Susan Lyons may not think of herself as an adventurer, but she's certainly traveled down some interesting and life-changing paths.
Her journey into the world of art and design started in college in Massachusetts, when she and two other students began printing "artsy" t-shirts as a fund-raising project. A friend took some to New York City, and the Metropolitan Museum of Modern Art ended up ordering 200 of them. "We thought, 'How are we going to do that?'" she recalls with a laugh.
But they did. That led to her job as a printmaker, working out of an old textile mill, where a piece of gorgeous handmade paper inspired her in a new direction. "I looked at it and thought about how beautiful it was. I loved the utility of the paper, the touch and the smell of it, the sense that you could discern the hand of the maker in each sheet. That was a defining moment for me."
She then spent six months in India working with a family to set up a studio to create exportable products using local materials and techniques. "Working in India was such a revelation: the riot of color, the exacting craftsmanship, the reverence for the value of the materials."
When she returned to New York, Lyons began designing textiles for interiors. From there, she became director of Product Development and Marketing for Boris Kroll Fabrics. "Working in the factory made me realize how much I enjoyed the process of making—understanding what the machines could do and how to marry the technology with the materials. I also had this vague idea that we could make things more intelligently, more green."

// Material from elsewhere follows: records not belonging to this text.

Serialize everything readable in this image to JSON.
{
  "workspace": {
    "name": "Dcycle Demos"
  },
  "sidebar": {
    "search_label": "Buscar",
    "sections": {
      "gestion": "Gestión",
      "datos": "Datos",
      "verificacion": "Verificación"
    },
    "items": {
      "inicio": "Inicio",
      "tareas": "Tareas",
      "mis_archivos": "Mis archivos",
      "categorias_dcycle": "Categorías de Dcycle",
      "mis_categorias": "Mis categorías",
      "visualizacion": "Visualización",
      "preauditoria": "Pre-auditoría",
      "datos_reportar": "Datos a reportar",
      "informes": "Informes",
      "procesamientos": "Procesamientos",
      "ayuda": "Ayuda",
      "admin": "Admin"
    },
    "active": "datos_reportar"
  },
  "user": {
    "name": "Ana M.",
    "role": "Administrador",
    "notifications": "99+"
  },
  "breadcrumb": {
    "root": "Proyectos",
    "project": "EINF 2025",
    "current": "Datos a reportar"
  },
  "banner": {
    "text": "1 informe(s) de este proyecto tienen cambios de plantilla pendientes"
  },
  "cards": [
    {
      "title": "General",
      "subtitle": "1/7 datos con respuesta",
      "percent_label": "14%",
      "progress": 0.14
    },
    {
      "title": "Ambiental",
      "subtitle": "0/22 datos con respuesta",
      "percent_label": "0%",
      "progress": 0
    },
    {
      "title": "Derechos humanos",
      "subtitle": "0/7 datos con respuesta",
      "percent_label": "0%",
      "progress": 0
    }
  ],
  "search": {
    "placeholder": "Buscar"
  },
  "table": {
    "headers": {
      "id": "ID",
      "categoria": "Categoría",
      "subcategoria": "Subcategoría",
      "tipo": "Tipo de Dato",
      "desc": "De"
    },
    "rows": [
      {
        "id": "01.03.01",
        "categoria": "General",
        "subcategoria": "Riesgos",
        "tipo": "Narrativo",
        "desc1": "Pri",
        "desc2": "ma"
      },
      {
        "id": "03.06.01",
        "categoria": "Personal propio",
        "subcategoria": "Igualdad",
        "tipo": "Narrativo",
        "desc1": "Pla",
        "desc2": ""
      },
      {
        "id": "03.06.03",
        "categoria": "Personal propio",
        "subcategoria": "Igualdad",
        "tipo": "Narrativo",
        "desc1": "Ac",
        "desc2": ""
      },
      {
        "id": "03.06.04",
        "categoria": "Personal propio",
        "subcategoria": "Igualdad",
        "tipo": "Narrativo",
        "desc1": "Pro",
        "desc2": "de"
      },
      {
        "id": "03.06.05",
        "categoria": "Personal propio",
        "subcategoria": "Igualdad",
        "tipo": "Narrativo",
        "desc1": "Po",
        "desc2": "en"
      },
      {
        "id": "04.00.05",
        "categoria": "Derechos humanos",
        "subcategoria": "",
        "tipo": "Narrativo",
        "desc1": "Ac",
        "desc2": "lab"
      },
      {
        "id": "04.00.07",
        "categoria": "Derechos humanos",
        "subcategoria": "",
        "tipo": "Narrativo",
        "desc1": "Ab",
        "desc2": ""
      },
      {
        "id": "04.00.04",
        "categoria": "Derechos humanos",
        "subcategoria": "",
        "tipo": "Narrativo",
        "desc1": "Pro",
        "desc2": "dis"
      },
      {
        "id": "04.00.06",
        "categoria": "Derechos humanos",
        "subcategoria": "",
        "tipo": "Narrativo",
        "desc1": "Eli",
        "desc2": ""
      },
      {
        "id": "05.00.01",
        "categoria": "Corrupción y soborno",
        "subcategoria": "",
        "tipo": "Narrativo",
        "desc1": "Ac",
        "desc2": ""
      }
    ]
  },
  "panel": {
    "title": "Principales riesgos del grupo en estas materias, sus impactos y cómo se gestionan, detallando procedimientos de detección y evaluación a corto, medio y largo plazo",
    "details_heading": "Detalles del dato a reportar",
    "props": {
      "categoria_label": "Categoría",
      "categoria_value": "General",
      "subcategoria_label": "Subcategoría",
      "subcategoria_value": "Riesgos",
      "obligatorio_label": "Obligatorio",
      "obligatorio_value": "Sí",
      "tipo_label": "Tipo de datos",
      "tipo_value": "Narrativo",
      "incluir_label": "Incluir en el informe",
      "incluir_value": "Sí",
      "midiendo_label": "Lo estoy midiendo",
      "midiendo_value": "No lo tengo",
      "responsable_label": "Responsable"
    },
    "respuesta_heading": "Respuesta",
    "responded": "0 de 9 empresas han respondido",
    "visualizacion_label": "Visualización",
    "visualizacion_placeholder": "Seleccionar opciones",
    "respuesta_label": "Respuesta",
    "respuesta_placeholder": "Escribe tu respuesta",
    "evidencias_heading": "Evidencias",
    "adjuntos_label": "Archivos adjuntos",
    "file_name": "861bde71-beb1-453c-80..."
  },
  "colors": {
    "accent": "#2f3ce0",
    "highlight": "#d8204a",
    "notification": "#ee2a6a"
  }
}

As executive vice president/creative director at Designtex in the early 1990s, she began exploring ways to make products more sustainable. "After seeing an article in The Wall Street Journal about Bill McDonough, I said, 'I need to talk to this guy.'"
She did, and they soon formed a partnership with some others. In 1995 they introduced their first cradle-to-cradle product: a collection of compostable contract textiles that won Best of Show at NeoCon, highest honors from the Design Museum in London, and global recognition as a model for sustainable product development.
Lyons now owns her own design and development studio, and her passion for all things sustainable continues. "I'd always wanted to work with Herman Miller because of their environmental leadership, their rich history, and their approach to design," she says about her current focus on the company's Materials program.
"I'm researching new sustainable technologies and designing new materials that will give architects and designers a toolbox to express themselves," she says. "It's a wonderful project to be working on, a combination of all the things I love."
Lyons Consulting, New York, New York
Denver Art Museum: Permanent Collection
Environmental Champion 2004, Interiors & Sources
Swiss Design Award, Climatex Lifeguard FR, 2003
Gold Award, Best of NeoCon, Logos Collection, 2002
Ecology Design Award, Redux Collection, IF-Industrie Forum Design, Hannover, Germany 2001
First Place, DesignSense, Design Museum, London, England, 2000
Gold Award, Best of NeoCon, Hardwear, 1994